The Lake Mille Lacs walleye population has declined to the second-lowest level since monitoring began in 1983.

And Department of Natural Resources officials aren’t sure why.

Based on recent netting assessments, the lake’s walleye index dropped from 10.8 fish per net (22.9 pounds per net) in 2010 to 9.7 fish per net (16 pounds per net) in 2011.

The long-term trend of walleye population assessments on Mille Lacs since the mid-1980s has been declining overall, but the trend for female walleyes has been stable. The DNR says this may reflect the fact that the walleye harvest strategies employed by both the state and the Chippewa Bands, are more selective for smaller, male walleyes.

The implications of the decline in males to the overall fishery are not clear, the DNR says. And it’s unclear whether the new information will affect fishing regulations on the lake, the state’s most popular walleye fishery.

DNR managers will meet with the Mille Lacs Fisheries Input Group, an advisory group of anglers and local business interests, to discuss the status of the lake’s fish populations before setting 2012 regulations.

The DNR says walleye fishing has been good at Mille Lacs, and fisheries managers believe good fishing may continue this winter and spring, even in the face of a decreasing walleye population. This may be due to relatively low numbers of young-of-the-year perch, the primary food sources for young walleye. The perch are also small, according to the new assessment data.

Fisheries managers say a smaller perch population typically results in hungry walleyes. Looking to 2012, a resulting high harvest would be a concern if it is projected to reach or exceed the state’s allocation, which will be set in February in cooperation with Chippewa Band managers.

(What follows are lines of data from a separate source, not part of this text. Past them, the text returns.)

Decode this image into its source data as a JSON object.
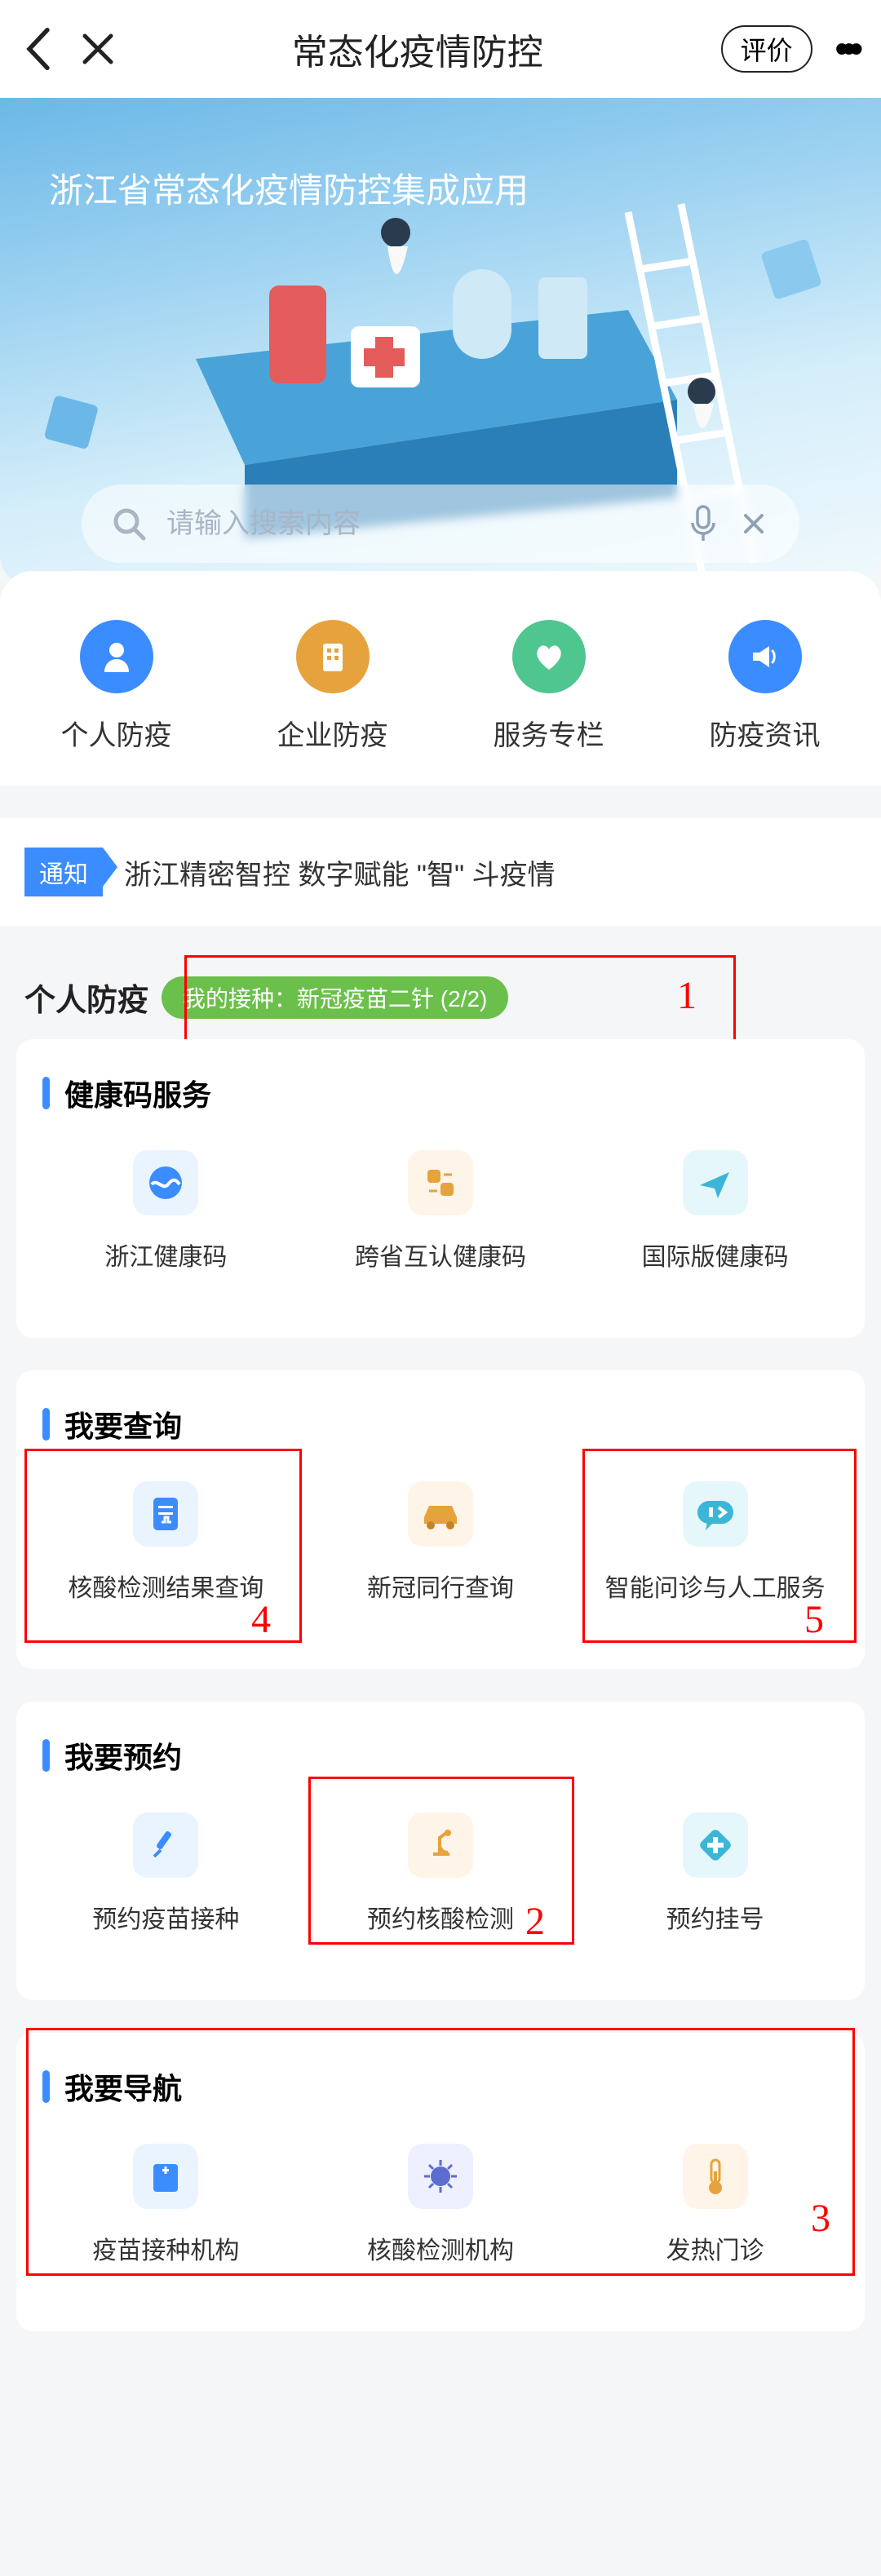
{
  "header": {
    "title": "常态化疫情防控",
    "evaluate": "评价"
  },
  "hero": {
    "title": "浙江省常态化疫情防控集成应用",
    "search_placeholder": "请输入搜索内容"
  },
  "nav": [
    {
      "label": "个人防疫",
      "color": "#3b8cff"
    },
    {
      "label": "企业防疫",
      "color": "#e6a23c"
    },
    {
      "label": "服务专栏",
      "color": "#4fc58f"
    },
    {
      "label": "防疫资讯",
      "color": "#3b8cff"
    }
  ],
  "notice": {
    "badge": "通知",
    "text": "浙江精密智控 数字赋能 \"智\" 斗疫情"
  },
  "personal": {
    "title": "个人防疫",
    "vacc_chip": "我的接种：新冠疫苗二针 (2/2)"
  },
  "cards": {
    "health": {
      "title": "健康码服务",
      "items": [
        "浙江健康码",
        "跨省互认健康码",
        "国际版健康码"
      ]
    },
    "query": {
      "title": "我要查询",
      "items": [
        "核酸检测结果查询",
        "新冠同行查询",
        "智能问诊与人工服务"
      ]
    },
    "appoint": {
      "title": "我要预约",
      "items": [
        "预约疫苗接种",
        "预约核酸检测",
        "预约挂号"
      ]
    },
    "navi": {
      "title": "我要导航",
      "items": [
        "疫苗接种机构",
        "核酸检测机构",
        "发热门诊"
      ]
    }
  },
  "annotations": [
    "1",
    "2",
    "3",
    "4",
    "5"
  ]
}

Meanwhile, northern abundance also went down — expected given a regulation change in 2011. The former regulation was a 24- to 36-inch protected slot that allowed the keeping of one northern longer than 36 inches. In 2011, a new regulation protected northern from 27- to 40-inches and allowed the taking of one fish longer than 40 inches.

Tullibee (cisco) abundance also dropped in 2011 from relatively high abundance levels in 2009 (34 fish per net) and 2010 (11 fish per net) to catches of less than two per net in 2011. The relatively warm late summer may have resulted in higher mortality for this cold-water species.

Smallmouth bass have been increasing in abundance for many years, and although not at an all-time high as observed in 2009 (1.9 fish per net), they were above average in abundance at 1.1 fish per net.